Under HIPAA and ARRA, physicians are required to control the ways in which they use and disclose patients’ protected health information.
The educational resources "What you need to know about the new health privacy and security requirements" outlines the compliance deadlines associated with the newly expanded requirements for protection of patient health information, patient rights to this information and administrative protections physicians must have in place.
The U.S. Department of Health & Human Services' (HHS) Office of Civil Rights oversees compliance with the HIPAA Privacy requirements. As a result of the ARRA, several new regulations will be published implementing the law. In January 2013, OCR published an omnibus final rule that covers changes to the HIPAA rule as required by ARRA; final regulations on breach notification requirements; modifications to the HIPAA rule regarding privacy protections for genetic information as required by the Genetic Information Nondiscrimination Act (GINA); and additional changes to the HIPAA privacy, security, and enforcement rules. The final rule is effective on March 26, 2013, but HIPAA covered entities (e.g., physicians, other health care providers, health plans, and clearinghouses) and their business associates have until Sept. 23, 2013 to comply with the new HIPAA privacy and security requirements.
Read the AMA's summary of the new requirements. The AMA will also be updating website resources on this page in the coming weeks.
Key provisions in the HIPAA omnibus rule cover:
- Extending the applicability of certain of the Privacy and Security Rules’ requirements to the Business Associate (BA) of Covered Entities (CE);
- Requiring CEs and BAs to provide for notification of breaches of unsecured Protected Health Information (PHI);
- Establishing new limitations on the use and disclosure of PHI for marketing and fundraising purposes;
- Limiting circumstances on the sale of PHI;
- Requiring the consideration of a limited data set as the minimum necessary amount of information for a particular use, disclosure, or request of PHI;
- Expanding individuals’ rights to obtain restrictions on certain disclosures of PHI to health plans; and
- Strengthening enforcement provisions.
According to the new breach notification rules, physicians are required to notify patients if there are breaches of security involving their medical information. The educational resource "What you need to know about the new HIPAA Breach Notification Rule" provides an overview of these new requirements.
On November 26, 2012, the Department of Health and Human Services Office for Civil Rights released guidance about methods and approaches to de-identify protected health information (PHI) to aid physicians and other covered entities subject to the HIPAA Privacy Rule.
The U.S. Department of Health & Human Services (HHS) Office for Civil Rights (OCR) initiated 115 audits of HIPAA covered entities in late 2011 through a pilot program to assess compliance with HIPAA privacy and security requirements as a result of the American Recovery and Reinvestment Act of 2009 (ARRA) which requires HHS to conduct periodic audits to assess compliance.
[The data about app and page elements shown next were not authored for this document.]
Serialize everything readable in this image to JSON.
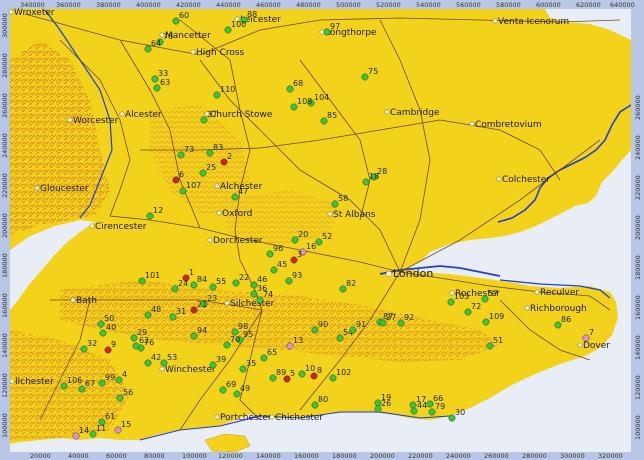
{
  "colors": {
    "land": "#f2d21a",
    "land_light": "#f7e44a",
    "relief": "#d9772a",
    "relief_dark": "#b4421e",
    "sea": "#e9eef6",
    "water": "#1d3fd6",
    "road": "#5c3a1e",
    "site": "#3cc43c",
    "site_red": "#d42020",
    "site_pink": "#e88ad8",
    "town_dot": "#fff6c0",
    "frame": "#b9c7e6"
  },
  "axes": {
    "top_ticks": [
      "340000",
      "360000",
      "380000",
      "400000",
      "420000",
      "440000",
      "460000",
      "480000",
      "500000",
      "520000",
      "540000",
      "560000",
      "580000",
      "600000",
      "620000",
      "640000"
    ],
    "bottom_ticks": [
      "20000",
      "40000",
      "60000",
      "80000",
      "100000",
      "120000",
      "140000",
      "160000",
      "180000",
      "200000",
      "220000",
      "240000",
      "260000",
      "280000",
      "300000",
      "320000"
    ],
    "left_ticks": [
      "300000",
      "280000",
      "260000",
      "240000",
      "220000",
      "200000",
      "180000",
      "160000",
      "140000",
      "120000",
      "100000"
    ],
    "right_ticks": [
      "260000",
      "240000",
      "220000",
      "200000",
      "180000",
      "160000",
      "140000",
      "120000",
      "100000"
    ]
  },
  "towns": [
    {
      "name": "Wroxeter"
    },
    {
      "name": "Leicester"
    },
    {
      "name": "Mancetter"
    },
    {
      "name": "High Cross"
    },
    {
      "name": "Longthorpe"
    },
    {
      "name": "Venta Icenorum"
    },
    {
      "name": "Alcester"
    },
    {
      "name": "Worcester"
    },
    {
      "name": "Church Stowe"
    },
    {
      "name": "Cambridge"
    },
    {
      "name": "Combretovium"
    },
    {
      "name": "Gloucester"
    },
    {
      "name": "Alchester"
    },
    {
      "name": "Colchester"
    },
    {
      "name": "Cirencester"
    },
    {
      "name": "Oxford"
    },
    {
      "name": "St Albans"
    },
    {
      "name": "Dorchester"
    },
    {
      "name": "London",
      "big": true
    },
    {
      "name": "Reculver"
    },
    {
      "name": "Bath"
    },
    {
      "name": "Silchester"
    },
    {
      "name": "Rochester"
    },
    {
      "name": "Richborough"
    },
    {
      "name": "Dover"
    },
    {
      "name": "Ilchester"
    },
    {
      "name": "Winchester"
    },
    {
      "name": "Portchester"
    },
    {
      "name": "Chichester"
    }
  ],
  "sites": [
    {
      "label": "60",
      "c": "green"
    },
    {
      "label": "88",
      "c": "green"
    },
    {
      "label": "100",
      "c": "green"
    },
    {
      "label": "78",
      "c": "green"
    },
    {
      "label": "64",
      "c": "green"
    },
    {
      "label": "97",
      "c": "green"
    },
    {
      "label": "75",
      "c": "green"
    },
    {
      "label": "33",
      "c": "green"
    },
    {
      "label": "63",
      "c": "green"
    },
    {
      "label": "68",
      "c": "green"
    },
    {
      "label": "110",
      "c": "green"
    },
    {
      "label": "104",
      "c": "green"
    },
    {
      "label": "108",
      "c": "green"
    },
    {
      "label": "37",
      "c": "green"
    },
    {
      "label": "85",
      "c": "green"
    },
    {
      "label": "73",
      "c": "green"
    },
    {
      "label": "83",
      "c": "green"
    },
    {
      "label": "2",
      "c": "red"
    },
    {
      "label": "25",
      "c": "green"
    },
    {
      "label": "6",
      "c": "red"
    },
    {
      "label": "107",
      "c": "green"
    },
    {
      "label": "28",
      "c": "green"
    },
    {
      "label": "18",
      "c": "green"
    },
    {
      "label": "47",
      "c": "green"
    },
    {
      "label": "58",
      "c": "green"
    },
    {
      "label": "12",
      "c": "green"
    },
    {
      "label": "20",
      "c": "green"
    },
    {
      "label": "52",
      "c": "green"
    },
    {
      "label": "96",
      "c": "green"
    },
    {
      "label": "16",
      "c": "pink"
    },
    {
      "label": "3",
      "c": "red"
    },
    {
      "label": "45",
      "c": "green"
    },
    {
      "label": "93",
      "c": "green"
    },
    {
      "label": "101",
      "c": "green"
    },
    {
      "label": "1",
      "c": "red"
    },
    {
      "label": "84",
      "c": "green"
    },
    {
      "label": "24",
      "c": "green"
    },
    {
      "label": "22",
      "c": "green"
    },
    {
      "label": "46",
      "c": "green"
    },
    {
      "label": "55",
      "c": "green"
    },
    {
      "label": "36",
      "c": "green"
    },
    {
      "label": "82",
      "c": "green"
    },
    {
      "label": "23",
      "c": "green"
    },
    {
      "label": "21",
      "c": "red"
    },
    {
      "label": "48",
      "c": "green"
    },
    {
      "label": "31",
      "c": "green"
    },
    {
      "label": "74",
      "c": "green"
    },
    {
      "label": "103",
      "c": "green"
    },
    {
      "label": "57",
      "c": "green"
    },
    {
      "label": "72",
      "c": "green"
    },
    {
      "label": "109",
      "c": "green"
    },
    {
      "label": "86",
      "c": "green"
    },
    {
      "label": "50",
      "c": "green"
    },
    {
      "label": "40",
      "c": "green"
    },
    {
      "label": "94",
      "c": "green"
    },
    {
      "label": "98",
      "c": "green"
    },
    {
      "label": "95",
      "c": "green"
    },
    {
      "label": "90",
      "c": "green"
    },
    {
      "label": "54",
      "c": "green"
    },
    {
      "label": "91",
      "c": "green"
    },
    {
      "label": "87",
      "c": "green"
    },
    {
      "label": "27",
      "c": "green"
    },
    {
      "label": "92",
      "c": "green"
    },
    {
      "label": "7",
      "c": "pink"
    },
    {
      "label": "32",
      "c": "green"
    },
    {
      "label": "29",
      "c": "green"
    },
    {
      "label": "76",
      "c": "green"
    },
    {
      "label": "9",
      "c": "red"
    },
    {
      "label": "62",
      "c": "green"
    },
    {
      "label": "70",
      "c": "green"
    },
    {
      "label": "13",
      "c": "pink"
    },
    {
      "label": "51",
      "c": "green"
    },
    {
      "label": "42",
      "c": "green"
    },
    {
      "label": "53",
      "c": "green"
    },
    {
      "label": "39",
      "c": "green"
    },
    {
      "label": "35",
      "c": "green"
    },
    {
      "label": "65",
      "c": "green"
    },
    {
      "label": "10",
      "c": "green"
    },
    {
      "label": "8",
      "c": "red"
    },
    {
      "label": "89",
      "c": "green"
    },
    {
      "label": "5",
      "c": "red"
    },
    {
      "label": "102",
      "c": "green"
    },
    {
      "label": "106",
      "c": "green"
    },
    {
      "label": "67",
      "c": "green"
    },
    {
      "label": "99",
      "c": "green"
    },
    {
      "label": "4",
      "c": "green"
    },
    {
      "label": "69",
      "c": "green"
    },
    {
      "label": "49",
      "c": "green"
    },
    {
      "label": "56",
      "c": "green"
    },
    {
      "label": "19",
      "c": "green"
    },
    {
      "label": "80",
      "c": "green"
    },
    {
      "label": "26",
      "c": "green"
    },
    {
      "label": "17",
      "c": "green"
    },
    {
      "label": "44",
      "c": "green"
    },
    {
      "label": "66",
      "c": "green"
    },
    {
      "label": "79",
      "c": "green"
    },
    {
      "label": "30",
      "c": "green"
    },
    {
      "label": "61",
      "c": "green"
    },
    {
      "label": "14",
      "c": "pink"
    },
    {
      "label": "11",
      "c": "green"
    },
    {
      "label": "15",
      "c": "pink"
    }
  ]
}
The pilot program is expected to conclude December 2012. More information about the program can be found on the HHS website.
How to "HIPAA" - Top 10 Tips to understand the basics about the Privacy Rules.
Federal Privacy Legislation
HHS Office for Civil Rights (OCR) - agency with oversight over HIPAA Privacy and Security requirements
Office of the National Coordinator for Health IT (ONC) - webpage on Privacy and Security
AMA Privacy Comment letters
AMA comments on the Accounting of Disclosures Proposed Rule, November 10, 2011
Response to OCR Guidance on Specifying Technologies and Methodologies that Render PHI Unsuable, Unreadable, or Indecipherable to Unauthorized Individuals for the Purposes of Meeting the Breach Notification Requirements, May 21, 2009